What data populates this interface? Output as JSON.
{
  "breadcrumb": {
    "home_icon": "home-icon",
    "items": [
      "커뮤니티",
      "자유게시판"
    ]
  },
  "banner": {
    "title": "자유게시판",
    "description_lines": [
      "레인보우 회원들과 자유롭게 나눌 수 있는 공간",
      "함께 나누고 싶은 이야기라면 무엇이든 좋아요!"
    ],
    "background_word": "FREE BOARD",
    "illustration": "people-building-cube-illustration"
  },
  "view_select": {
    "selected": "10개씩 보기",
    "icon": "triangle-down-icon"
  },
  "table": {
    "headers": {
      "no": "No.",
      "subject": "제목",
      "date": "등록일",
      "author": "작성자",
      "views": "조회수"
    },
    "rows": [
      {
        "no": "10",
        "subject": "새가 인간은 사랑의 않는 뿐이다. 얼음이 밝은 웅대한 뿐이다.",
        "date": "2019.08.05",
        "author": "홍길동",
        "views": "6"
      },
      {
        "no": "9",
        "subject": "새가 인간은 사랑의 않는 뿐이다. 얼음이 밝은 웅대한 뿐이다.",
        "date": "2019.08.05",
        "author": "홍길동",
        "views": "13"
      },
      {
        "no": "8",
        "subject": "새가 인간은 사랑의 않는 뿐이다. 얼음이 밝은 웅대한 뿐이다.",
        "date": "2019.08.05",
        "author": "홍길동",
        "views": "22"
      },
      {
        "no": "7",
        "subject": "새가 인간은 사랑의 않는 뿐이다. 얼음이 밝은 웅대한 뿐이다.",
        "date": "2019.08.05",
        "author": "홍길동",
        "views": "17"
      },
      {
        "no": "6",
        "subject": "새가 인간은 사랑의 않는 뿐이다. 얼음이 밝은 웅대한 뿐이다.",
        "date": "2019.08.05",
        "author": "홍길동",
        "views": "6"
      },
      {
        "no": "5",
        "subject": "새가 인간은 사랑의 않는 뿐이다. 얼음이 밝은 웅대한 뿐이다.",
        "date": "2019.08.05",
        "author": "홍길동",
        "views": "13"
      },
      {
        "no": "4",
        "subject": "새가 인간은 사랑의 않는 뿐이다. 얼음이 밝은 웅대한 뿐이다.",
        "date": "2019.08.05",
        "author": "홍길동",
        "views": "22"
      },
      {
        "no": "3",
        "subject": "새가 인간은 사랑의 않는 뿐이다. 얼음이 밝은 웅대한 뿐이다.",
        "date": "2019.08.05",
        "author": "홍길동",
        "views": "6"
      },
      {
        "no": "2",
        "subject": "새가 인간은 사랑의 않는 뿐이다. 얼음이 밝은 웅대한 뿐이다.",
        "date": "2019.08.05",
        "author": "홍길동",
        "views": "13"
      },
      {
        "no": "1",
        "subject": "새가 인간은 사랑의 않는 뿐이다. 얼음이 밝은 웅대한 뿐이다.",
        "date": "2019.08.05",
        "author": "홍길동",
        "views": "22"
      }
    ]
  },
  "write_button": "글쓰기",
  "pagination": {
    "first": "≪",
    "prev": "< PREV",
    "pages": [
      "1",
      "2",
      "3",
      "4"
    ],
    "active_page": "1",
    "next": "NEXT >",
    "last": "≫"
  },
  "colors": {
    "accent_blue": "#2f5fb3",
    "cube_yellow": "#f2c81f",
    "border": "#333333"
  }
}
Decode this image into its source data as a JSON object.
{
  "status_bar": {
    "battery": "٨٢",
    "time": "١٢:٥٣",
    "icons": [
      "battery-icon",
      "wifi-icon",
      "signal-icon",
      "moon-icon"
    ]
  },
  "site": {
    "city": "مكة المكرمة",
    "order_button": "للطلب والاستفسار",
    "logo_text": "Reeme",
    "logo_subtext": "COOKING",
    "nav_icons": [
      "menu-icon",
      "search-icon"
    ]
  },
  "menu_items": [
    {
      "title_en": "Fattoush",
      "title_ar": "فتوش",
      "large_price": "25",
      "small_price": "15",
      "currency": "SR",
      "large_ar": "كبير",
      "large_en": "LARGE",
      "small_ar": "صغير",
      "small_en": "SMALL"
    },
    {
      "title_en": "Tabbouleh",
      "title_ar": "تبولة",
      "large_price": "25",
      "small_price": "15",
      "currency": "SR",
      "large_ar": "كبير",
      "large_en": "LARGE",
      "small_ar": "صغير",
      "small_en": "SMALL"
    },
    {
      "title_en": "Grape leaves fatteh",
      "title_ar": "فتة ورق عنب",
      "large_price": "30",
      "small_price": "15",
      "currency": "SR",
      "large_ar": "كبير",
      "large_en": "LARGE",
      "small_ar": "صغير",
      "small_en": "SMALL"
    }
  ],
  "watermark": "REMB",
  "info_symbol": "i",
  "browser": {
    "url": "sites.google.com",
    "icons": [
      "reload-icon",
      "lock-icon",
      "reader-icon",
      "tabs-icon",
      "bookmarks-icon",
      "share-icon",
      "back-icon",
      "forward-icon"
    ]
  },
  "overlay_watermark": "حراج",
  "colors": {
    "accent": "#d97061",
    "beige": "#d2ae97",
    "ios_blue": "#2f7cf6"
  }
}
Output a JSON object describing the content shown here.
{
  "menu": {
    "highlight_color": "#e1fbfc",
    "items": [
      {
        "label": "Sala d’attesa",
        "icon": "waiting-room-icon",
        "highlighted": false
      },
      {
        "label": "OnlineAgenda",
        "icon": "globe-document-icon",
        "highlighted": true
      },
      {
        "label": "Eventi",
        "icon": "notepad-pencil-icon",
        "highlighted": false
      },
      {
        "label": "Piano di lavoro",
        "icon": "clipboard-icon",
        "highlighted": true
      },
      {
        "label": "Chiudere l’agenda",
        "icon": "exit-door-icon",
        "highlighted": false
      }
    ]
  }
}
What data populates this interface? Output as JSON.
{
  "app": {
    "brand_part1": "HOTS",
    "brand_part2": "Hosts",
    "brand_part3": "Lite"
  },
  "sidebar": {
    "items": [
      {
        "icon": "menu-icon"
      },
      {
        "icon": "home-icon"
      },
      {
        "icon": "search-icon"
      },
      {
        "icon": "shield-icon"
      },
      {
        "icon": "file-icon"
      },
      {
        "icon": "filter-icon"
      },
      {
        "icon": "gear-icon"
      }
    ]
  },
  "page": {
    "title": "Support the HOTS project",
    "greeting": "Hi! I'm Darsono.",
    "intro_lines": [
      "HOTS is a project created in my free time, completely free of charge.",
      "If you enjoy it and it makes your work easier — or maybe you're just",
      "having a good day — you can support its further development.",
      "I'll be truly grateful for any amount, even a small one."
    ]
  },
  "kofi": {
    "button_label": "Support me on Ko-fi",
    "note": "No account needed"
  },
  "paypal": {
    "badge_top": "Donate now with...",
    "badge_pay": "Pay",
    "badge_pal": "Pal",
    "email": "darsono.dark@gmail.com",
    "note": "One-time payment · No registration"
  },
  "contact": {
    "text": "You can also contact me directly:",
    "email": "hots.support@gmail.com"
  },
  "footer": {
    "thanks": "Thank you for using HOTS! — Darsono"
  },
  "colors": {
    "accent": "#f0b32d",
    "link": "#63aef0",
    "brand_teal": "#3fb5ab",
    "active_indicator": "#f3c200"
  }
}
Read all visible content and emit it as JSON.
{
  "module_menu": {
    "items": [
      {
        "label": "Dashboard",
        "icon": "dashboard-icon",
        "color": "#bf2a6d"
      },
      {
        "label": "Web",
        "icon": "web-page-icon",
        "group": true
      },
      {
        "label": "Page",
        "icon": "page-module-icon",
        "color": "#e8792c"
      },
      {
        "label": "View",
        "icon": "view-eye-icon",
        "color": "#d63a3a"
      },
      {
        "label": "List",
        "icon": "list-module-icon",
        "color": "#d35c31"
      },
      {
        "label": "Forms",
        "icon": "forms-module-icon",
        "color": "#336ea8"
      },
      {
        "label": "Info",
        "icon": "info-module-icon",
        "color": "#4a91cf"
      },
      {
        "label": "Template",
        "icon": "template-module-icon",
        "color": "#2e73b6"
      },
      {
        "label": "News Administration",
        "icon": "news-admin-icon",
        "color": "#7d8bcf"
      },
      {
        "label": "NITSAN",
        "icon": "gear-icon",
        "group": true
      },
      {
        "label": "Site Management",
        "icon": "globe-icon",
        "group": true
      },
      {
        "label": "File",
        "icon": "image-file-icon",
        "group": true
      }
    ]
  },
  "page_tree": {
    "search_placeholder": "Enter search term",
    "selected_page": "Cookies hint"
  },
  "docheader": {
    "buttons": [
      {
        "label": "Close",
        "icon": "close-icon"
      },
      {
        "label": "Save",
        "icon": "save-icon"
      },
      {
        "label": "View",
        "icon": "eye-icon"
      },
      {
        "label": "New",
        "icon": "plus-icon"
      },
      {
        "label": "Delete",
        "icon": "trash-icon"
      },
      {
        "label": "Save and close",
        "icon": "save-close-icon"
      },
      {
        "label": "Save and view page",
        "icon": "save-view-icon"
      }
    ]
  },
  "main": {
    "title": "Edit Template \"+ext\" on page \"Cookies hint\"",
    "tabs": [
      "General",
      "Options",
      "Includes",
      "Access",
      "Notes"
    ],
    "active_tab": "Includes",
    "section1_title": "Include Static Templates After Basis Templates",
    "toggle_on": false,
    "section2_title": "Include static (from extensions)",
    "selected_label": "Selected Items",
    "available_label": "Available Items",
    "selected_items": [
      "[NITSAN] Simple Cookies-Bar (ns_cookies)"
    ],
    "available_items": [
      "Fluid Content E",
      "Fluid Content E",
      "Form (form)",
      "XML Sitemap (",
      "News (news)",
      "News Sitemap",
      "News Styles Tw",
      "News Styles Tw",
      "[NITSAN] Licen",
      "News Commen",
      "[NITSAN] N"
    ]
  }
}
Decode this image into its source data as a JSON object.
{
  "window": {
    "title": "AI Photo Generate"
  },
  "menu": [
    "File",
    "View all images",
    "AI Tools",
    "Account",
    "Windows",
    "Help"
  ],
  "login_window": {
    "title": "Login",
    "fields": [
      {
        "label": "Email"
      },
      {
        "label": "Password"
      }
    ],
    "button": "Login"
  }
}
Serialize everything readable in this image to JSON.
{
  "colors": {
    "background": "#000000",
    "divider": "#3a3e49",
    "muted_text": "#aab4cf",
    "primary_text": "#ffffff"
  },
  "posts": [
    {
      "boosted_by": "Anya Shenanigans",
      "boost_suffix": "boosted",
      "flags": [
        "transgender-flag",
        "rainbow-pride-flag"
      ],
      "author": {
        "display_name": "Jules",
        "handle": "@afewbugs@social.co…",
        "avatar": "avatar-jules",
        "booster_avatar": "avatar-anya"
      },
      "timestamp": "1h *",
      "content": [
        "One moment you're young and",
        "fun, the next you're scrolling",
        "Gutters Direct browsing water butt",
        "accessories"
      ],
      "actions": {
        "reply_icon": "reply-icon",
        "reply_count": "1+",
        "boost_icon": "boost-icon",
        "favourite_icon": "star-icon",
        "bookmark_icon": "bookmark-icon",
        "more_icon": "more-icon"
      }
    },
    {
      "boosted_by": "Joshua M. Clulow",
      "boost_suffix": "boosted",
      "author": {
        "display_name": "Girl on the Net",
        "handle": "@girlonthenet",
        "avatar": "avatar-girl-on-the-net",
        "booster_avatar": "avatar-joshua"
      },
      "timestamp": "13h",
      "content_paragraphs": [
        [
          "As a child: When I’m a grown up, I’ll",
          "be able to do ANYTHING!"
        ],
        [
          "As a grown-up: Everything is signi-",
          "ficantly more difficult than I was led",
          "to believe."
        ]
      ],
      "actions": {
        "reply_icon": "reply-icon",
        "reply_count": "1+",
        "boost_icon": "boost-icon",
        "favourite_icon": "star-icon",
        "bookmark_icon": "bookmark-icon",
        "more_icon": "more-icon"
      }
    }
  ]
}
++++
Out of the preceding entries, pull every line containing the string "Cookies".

Answer to this problem.
    "selected_page": "Cookies hint"
    "title": "Edit Template \"+ext\" on page \"Cookies hint\"",
      "[NITSAN] Simple Cookies-Bar (ns_cookies)"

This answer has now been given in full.